  2. Naru primary school • Small Primary located school in Darwin • 300 students, 60% Aboriginal • Aims to enhance & support bilingual education in stage 2 In 2013 NuraPrimary School aims to focus on delivering innovative, whole school approaches for all students to achieve success in Literacy & Numeracy. This will include the utilisation of digital learning technologies in teaching and learning as we prepare our students with the skills and creative thinking required for the 21st century.

  3. Consider this… “What if the curriculum is experienced as ‘other’ by young people who feel that their cultures are not acknowledged by the schooling system they experience daily?”(A. Welch, 2007)

  4. What are Our main issues? • 1. Loss of cultural identity • Eg Loss of home dialect, acceptance • 2. Challenges for teaching and learning in multicultural classroom • Eg. Preparing students for the 21st century, teacher attitudes, lack of training

  5. 1) Loss of cultural identity • C. Diaz & N. Harvey (2007): “Growing up bilingual is about negotiating social and cultural identity on a daily basis. This process has direct implications for children’s attitudes towards their own language and the learning of the dominant language” Strategies: • Utilise and draw on prior knowledge from cultural backgrounds • Support Aboriginal students home language through inclusive curriculum

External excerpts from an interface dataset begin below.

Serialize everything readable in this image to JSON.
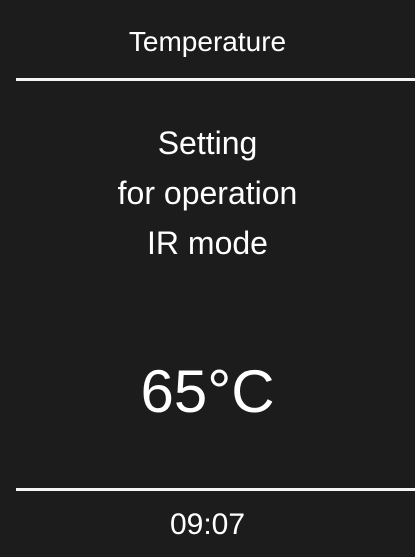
{
  "header": {
    "title": "Temperature"
  },
  "description": {
    "lines": [
      "Setting",
      "for operation",
      "IR mode"
    ]
  },
  "reading": {
    "value": "65°C"
  },
  "footer": {
    "time": "09:07"
  },
  "colors": {
    "background": "#1c1c1c",
    "text": "#ffffff",
    "divider": "#f5f5f5"
  }
}
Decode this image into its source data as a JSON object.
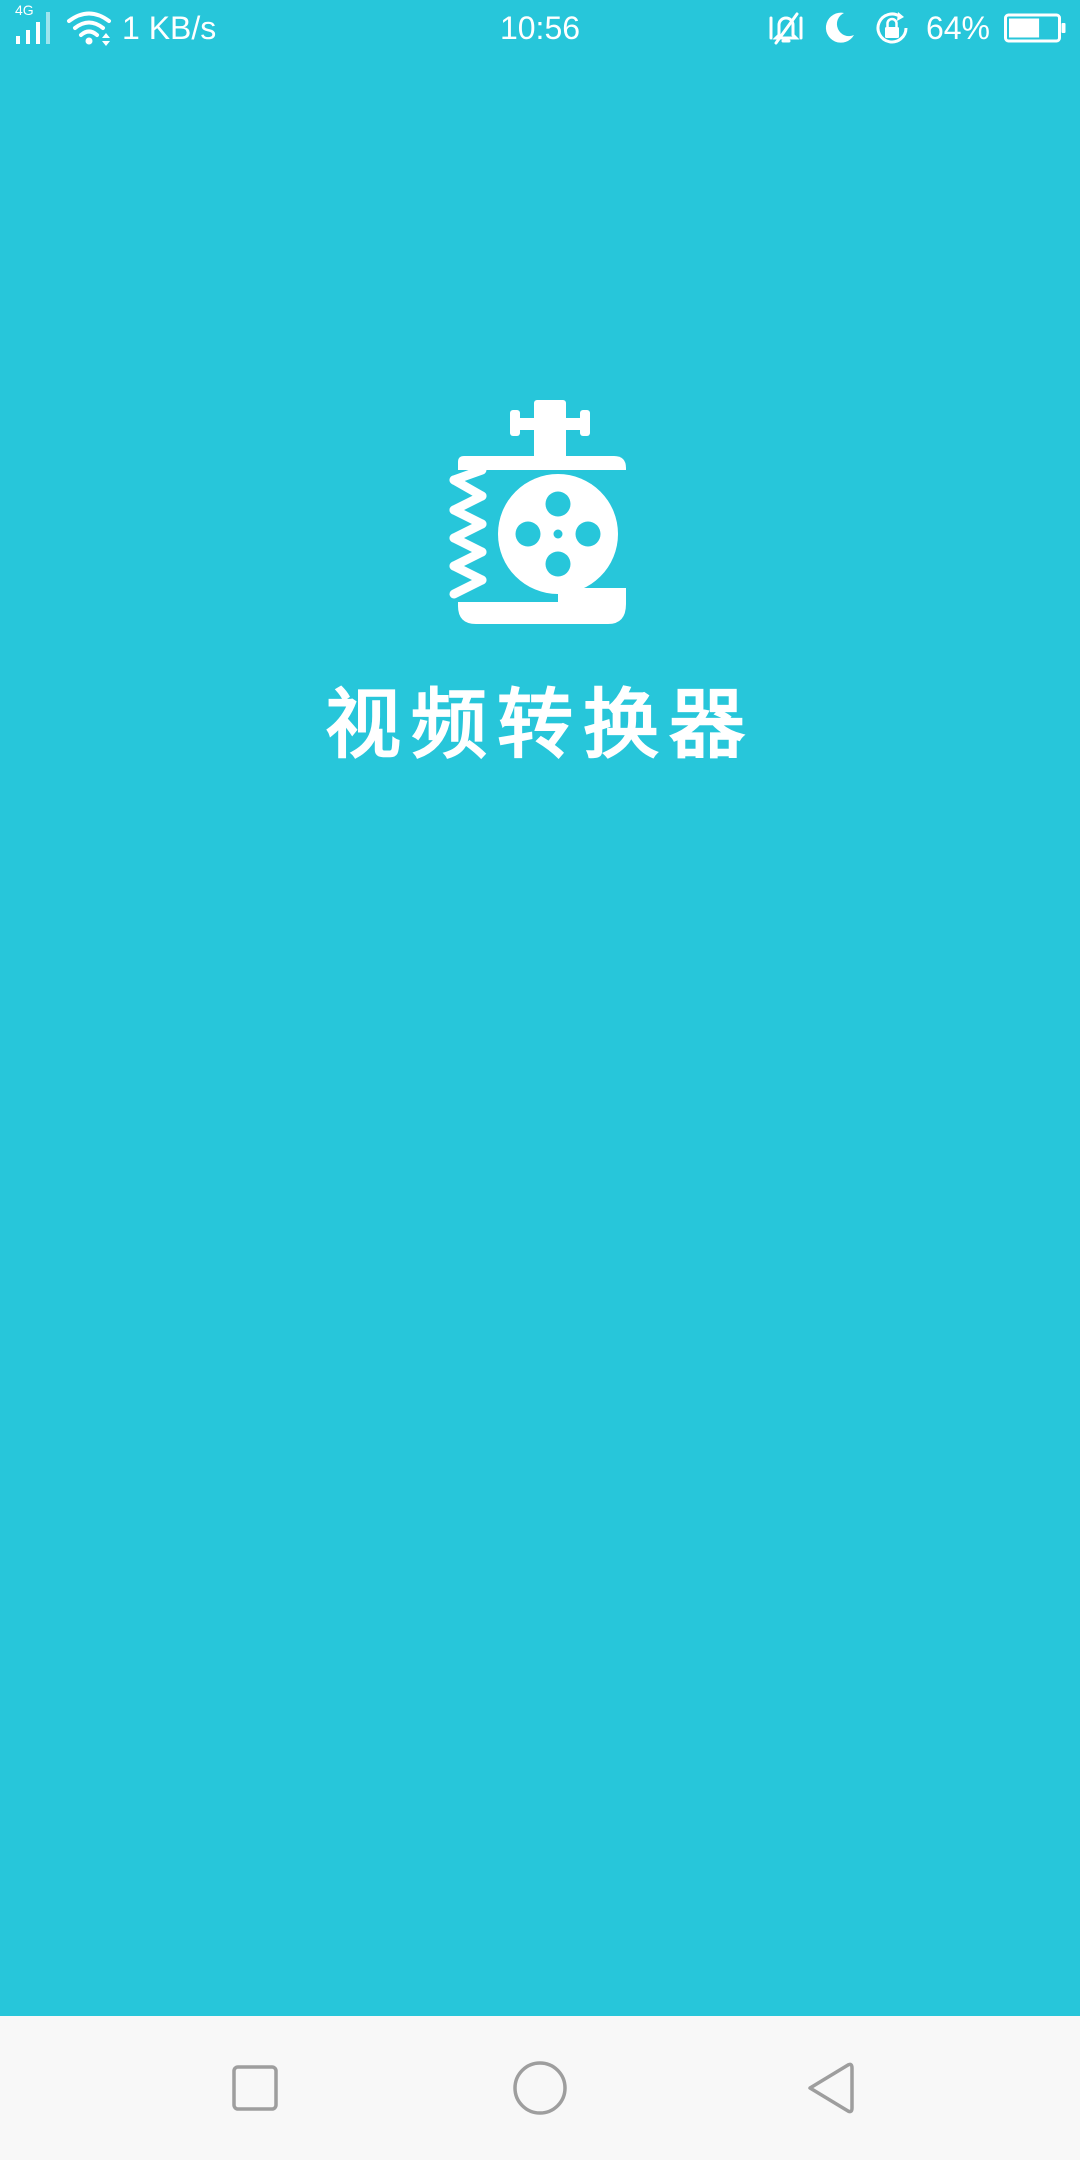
{
  "status_bar": {
    "network_type": "4G",
    "net_speed": "1 KB/s",
    "time": "10:56",
    "battery_percent": "64%",
    "battery_level": 0.64,
    "icons": [
      "signal-icon",
      "wifi-icon",
      "vibrate-icon",
      "moon-icon",
      "rotation-lock-icon",
      "battery-icon"
    ]
  },
  "splash": {
    "logo_icon": "film-reel-press-icon",
    "app_name": "视频转换器"
  },
  "nav_bar": {
    "buttons": [
      "recents-button",
      "home-button",
      "back-button"
    ]
  },
  "colors": {
    "background": "#27c6da",
    "nav_background": "#f8f8f8",
    "nav_icon": "#9e9e9e",
    "foreground": "#ffffff"
  }
}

  6. ACTIVITY: Wall wisher Diaz & Harvey (2007) strategies: 1.Utilise and draw on prior knowledge from cultural backgrounds 2. Supports Aboriginal students home language through inclusive curriculum Activity: Wall wisher – allows students to use their prior knowledge and language to write small segments about a particular topic at their level. It allows students to record, remember and revise information they have written enabling students to reflect on their culture and language and prior knowledge. OR: Little Bird Tales is also a suitable activity which exposes students to visual constructions with limited amounts of writing ESL DIFFERENTIATION  Provide a subject or visual stimulus to scaffold their writing

  7. WALL WISHER EXAMPLE

  8. 2)Challenges for teaching and learning in multicultural classroom • P. Gibbons (2008): “Language-minority students must be provided with an equal opportunity to learn the same challenging content and high level skills that school reform movements advocate for all students” Strategies: • Mixed groups and joint construction • Ideas can be expressed from home language into second language to share concepts

  9. Activity: Collaborative blogs Gibbons: 1.Mixed groups and joint construction 2. Ideas can be expressed in home language into second language to share concepts Activity: Blogs– Online writing opportunities. Students are more inclined to want to do this activity than write on paper. Gives students the opportunities to interact with other cultures while being exposed to literacy ESL DIFFERENTIATING  Provide stimulus topics to talk about. ESL students can write in their own language if necessary.

  10. Blog example

  11. Activity: Voice threads Gibbons strategy:Ideas can be expressed from home language into second language to share ideas Activity: Voice thread – this gives students the opportunity to record their own voice as well as write small amounts of text ESL DIFFERENTIATING  ESL students write and record in their own language and later in English to compare and share with class

  12. To finish up

  13. References • Diaz, C., & Harvey. N (2007). Other Words, Other Worlds: Bilingual identities and literacy. In Makin L., Diaz, C.J, McLachlin C. Literacies in Childhood Changing Views, changing practice. Marrickville, NSW: Elsevier. • Gibbons, P. (2008). “it was taught good and I learned a lot”. Intercultural practices and ESL games in the middle years. Australian Journal of Language and Literacy. 31 (2) 155-173 May Gibbons 1949 • Welch, A. (2007) Cultural difference and diversity. In R. Connell, C. Campbell, M. Vickers, A. Welch, D. Foley, & N. Bagnall (Eds) Education Change and society(pp. 155-187) Melbourne, Australia: Oxford University Press